WORK ITEM
Extract each line of the records below that contains the word "this".

RECORDS TO PROCESS

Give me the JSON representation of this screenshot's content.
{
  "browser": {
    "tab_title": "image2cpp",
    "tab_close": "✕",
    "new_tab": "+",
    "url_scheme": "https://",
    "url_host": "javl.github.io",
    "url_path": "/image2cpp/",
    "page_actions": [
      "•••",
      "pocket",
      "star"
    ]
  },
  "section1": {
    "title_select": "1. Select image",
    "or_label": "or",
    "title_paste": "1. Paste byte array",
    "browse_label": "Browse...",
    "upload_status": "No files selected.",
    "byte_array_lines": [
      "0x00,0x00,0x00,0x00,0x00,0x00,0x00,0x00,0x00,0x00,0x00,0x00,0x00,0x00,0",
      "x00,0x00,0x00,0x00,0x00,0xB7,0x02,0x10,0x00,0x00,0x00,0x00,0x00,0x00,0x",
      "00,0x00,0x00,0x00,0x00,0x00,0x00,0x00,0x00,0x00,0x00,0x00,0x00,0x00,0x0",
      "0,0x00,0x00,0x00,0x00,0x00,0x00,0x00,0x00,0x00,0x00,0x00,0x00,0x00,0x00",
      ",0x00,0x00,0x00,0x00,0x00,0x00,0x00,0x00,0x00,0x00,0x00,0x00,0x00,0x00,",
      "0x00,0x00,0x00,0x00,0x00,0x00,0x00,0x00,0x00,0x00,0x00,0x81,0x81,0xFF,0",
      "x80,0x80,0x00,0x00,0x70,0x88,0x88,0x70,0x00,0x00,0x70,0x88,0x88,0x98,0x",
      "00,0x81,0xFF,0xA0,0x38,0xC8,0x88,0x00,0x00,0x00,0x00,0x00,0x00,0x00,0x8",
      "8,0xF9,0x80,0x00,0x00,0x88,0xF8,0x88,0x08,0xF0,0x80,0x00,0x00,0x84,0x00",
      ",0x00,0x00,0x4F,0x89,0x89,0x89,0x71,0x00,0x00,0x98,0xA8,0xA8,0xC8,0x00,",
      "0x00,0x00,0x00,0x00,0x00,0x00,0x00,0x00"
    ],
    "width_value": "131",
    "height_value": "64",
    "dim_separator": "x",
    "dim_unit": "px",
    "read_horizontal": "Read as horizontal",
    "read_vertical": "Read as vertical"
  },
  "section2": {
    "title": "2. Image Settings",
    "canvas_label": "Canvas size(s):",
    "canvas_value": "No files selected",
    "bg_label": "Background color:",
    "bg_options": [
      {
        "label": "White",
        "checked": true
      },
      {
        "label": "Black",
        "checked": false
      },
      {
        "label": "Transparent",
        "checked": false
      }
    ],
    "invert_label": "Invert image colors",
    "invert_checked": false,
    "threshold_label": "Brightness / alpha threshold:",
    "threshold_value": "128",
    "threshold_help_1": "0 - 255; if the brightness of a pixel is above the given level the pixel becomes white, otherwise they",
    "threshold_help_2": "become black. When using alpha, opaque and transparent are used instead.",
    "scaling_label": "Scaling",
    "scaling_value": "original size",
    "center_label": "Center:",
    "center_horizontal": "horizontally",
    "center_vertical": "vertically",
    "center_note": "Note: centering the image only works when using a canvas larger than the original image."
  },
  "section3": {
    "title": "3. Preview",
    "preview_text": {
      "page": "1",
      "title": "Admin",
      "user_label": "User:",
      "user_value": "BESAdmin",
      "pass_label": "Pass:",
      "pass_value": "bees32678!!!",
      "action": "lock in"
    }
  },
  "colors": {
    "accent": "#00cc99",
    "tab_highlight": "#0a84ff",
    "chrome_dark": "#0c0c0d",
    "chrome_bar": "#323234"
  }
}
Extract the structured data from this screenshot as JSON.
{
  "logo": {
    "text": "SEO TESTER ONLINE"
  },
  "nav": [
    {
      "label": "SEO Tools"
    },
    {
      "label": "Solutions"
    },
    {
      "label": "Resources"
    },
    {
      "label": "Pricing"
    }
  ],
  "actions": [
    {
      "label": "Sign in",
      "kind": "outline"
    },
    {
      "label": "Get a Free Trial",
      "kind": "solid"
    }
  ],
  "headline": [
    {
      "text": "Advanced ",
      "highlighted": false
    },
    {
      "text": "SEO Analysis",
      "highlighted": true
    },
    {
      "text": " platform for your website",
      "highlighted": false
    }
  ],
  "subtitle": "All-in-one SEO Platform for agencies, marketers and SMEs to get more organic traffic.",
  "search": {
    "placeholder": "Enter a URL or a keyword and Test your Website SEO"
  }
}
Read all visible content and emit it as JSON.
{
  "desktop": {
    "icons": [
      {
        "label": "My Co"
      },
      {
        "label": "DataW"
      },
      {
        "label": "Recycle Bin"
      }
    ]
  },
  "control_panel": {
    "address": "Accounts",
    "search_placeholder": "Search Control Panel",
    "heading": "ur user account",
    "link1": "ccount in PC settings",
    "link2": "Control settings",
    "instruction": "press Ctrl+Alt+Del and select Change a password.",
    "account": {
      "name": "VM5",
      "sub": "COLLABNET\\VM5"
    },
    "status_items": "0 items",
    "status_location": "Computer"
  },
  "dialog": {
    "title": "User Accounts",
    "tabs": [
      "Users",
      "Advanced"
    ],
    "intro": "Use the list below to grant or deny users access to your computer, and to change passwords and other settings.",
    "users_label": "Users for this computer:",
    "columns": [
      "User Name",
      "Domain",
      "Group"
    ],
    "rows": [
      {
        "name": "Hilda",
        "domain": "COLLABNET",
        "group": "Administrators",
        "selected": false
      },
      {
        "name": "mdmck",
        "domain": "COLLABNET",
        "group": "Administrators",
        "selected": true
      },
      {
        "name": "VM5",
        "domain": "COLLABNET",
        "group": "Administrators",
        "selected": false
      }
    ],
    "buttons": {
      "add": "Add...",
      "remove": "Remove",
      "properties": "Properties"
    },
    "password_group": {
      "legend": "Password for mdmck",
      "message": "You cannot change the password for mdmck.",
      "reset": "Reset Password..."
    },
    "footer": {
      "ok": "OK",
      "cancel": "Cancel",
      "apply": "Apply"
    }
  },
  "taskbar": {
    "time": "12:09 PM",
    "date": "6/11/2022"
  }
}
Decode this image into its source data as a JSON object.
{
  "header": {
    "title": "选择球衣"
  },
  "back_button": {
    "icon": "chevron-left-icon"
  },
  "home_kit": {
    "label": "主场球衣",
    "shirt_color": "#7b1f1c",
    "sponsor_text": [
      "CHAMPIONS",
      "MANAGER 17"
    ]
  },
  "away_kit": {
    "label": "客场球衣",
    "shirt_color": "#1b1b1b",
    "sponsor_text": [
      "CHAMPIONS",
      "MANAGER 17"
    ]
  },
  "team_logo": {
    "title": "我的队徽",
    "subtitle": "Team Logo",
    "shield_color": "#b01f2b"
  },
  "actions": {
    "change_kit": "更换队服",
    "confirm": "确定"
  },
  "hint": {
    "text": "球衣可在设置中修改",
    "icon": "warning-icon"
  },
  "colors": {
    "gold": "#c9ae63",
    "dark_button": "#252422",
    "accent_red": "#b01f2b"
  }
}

WORKED SOLUTION
Give me the JSON representation of this screenshot's content.
Extract the structured data from this screenshot as JSON.
    "users_label": "Users for this computer:",
Decode this image into its source data as a JSON object.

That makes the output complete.